07/10/2013 04:38 pm ET Updated Dec 06, 2017

Creating a Great Summer Read

The rest of the year may be filled with serious book club choices and the necessary readings of the workplace. But for me, summer reading is for pleasure, guilty or not.

Through the warmest months of my life I remember curling up in a chair on my sun-porch and devouring among many, many things: Woody Allen short stories, Nora Ephron essays, all books in the series A Dance to the Music of Time, Barbara Pym novels, Ian McEwan novellas, Billy Collins poetry, graphic novels, bios of Marilyn Monroe and Elvis Presley. And way, way back, Peyton Place.

The connection of these writings is that I wanted to read them for pure enjoyment, and I didn't want them to end.

With these reading choices in mind, I had a plan: to write a great beach read, true tales of faraway places, sweet-tart as lemonade and breezy as a ferry ride on a sunny day.


Travel Tales I Couldn't Put in the Guidebooks offers the unexpected, the offbeat, "aha moments," and memorable characters I've met in traveling to over 100 countries -- things for one reason or another I couldn't put in the six other books and dozens of guidebooks I've previously written. This honest book is a travel-essay memoir of a life fully lived, with laughs and tears, surprises and delights.

And here are are some of the guidelines I kept in mind, aware that a good summer read is:

  • engaging. You've got lots of competing summer pleasures, so a book better hold your interest. A bit funny, a bit serious, a bit of a memoir, a bit raunchy -- I wrote my book to keep you guessing and engaged -- and wanting more.
  • flexible. A good beach read takes into account that sometimes you just have a a few minutes between a dip in the pool, and a dip into a book.

    So I divided the book into six sections. Travel Tales I Couldn't Put in the Guidebooks contains 31 tales of memorable people places and things, which you can read individually, section by section, or all the way through.

  • portable. No one enjoys lugging a five-pound book in a beach bag or carry-on. So I kept the book short, in paperback (or on Kindle).
  • transporting. Your summer may be a staycation in your favorite chair, but a book can open up the world. In TTICPITG you can read about adventures from Antarctica to Zanzibar without moving more than your eyes.
  • illustrated. The charming color illustrations are sprinkled throughout the book like summer fireworks, by the talented artist Sheila Reep.
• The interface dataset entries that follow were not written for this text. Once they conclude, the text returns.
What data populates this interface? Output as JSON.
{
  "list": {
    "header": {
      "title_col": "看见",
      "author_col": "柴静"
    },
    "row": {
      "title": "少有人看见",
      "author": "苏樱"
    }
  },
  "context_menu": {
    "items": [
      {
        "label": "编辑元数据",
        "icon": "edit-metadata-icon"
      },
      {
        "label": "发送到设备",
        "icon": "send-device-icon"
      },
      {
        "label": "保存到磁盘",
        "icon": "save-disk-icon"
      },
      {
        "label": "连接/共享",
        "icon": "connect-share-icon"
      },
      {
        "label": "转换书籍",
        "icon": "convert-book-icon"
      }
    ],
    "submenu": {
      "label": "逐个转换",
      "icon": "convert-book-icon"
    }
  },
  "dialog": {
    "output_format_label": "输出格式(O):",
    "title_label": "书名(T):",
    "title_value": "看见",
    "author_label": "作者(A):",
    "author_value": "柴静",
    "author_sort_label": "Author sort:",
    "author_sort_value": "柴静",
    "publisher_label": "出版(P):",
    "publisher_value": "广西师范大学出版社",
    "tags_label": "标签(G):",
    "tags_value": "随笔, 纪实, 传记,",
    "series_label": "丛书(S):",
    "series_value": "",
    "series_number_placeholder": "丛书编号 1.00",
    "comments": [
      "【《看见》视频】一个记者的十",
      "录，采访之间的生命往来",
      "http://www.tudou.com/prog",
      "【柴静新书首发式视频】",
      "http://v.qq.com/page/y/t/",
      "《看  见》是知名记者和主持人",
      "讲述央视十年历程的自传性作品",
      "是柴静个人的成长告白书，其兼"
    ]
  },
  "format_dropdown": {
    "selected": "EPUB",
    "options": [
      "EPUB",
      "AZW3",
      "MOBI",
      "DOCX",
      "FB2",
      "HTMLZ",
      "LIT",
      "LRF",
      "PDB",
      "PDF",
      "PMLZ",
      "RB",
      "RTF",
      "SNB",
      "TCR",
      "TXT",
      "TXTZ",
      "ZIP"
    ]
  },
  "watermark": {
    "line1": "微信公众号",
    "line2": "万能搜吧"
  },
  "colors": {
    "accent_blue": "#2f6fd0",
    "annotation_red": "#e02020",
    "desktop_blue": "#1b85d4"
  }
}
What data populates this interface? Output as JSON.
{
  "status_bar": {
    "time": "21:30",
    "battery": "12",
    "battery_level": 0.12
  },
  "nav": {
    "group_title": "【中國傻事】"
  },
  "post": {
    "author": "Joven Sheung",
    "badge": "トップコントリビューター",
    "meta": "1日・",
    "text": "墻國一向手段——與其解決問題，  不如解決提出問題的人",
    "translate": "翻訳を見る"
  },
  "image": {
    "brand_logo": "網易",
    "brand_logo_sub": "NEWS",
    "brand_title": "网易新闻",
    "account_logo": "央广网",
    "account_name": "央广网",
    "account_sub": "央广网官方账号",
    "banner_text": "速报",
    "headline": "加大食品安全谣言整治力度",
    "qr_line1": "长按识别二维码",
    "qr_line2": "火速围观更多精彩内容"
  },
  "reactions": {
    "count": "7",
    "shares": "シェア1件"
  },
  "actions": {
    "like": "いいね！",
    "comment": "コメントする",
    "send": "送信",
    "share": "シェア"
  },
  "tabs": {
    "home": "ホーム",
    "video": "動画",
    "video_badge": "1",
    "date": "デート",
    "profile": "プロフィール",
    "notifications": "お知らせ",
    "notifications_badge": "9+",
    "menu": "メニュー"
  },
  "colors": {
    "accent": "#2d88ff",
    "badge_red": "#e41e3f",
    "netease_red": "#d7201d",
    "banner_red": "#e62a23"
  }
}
  • quotable. It's fun to share moments of meaningful chat over dinner by a marina or driving along a country road. And my book has some outrageous characters to talk about like the Nevada hooker with a surprising philosophy about love, and the unforgettable words of a Panamanian lady who slept with "Rohairmoo."
  • easy to finish. I once lugged Remembrance of Things Past with me to Paris, thinking I could soak up Proust's era in The City of Light. I got into a few chapters and gave up. It was too heavy in all ways.

Travel Tales I Couldn't Put in the Guidebooks is a book you can start and stop on line for ice cream, or by a lake, or in a hammock. But you probably won't want to stop. And for me, that's a great summer read!

You can purchase Travel Tales I Couldn't Put in the Guidebooks, here

And on Kindle, here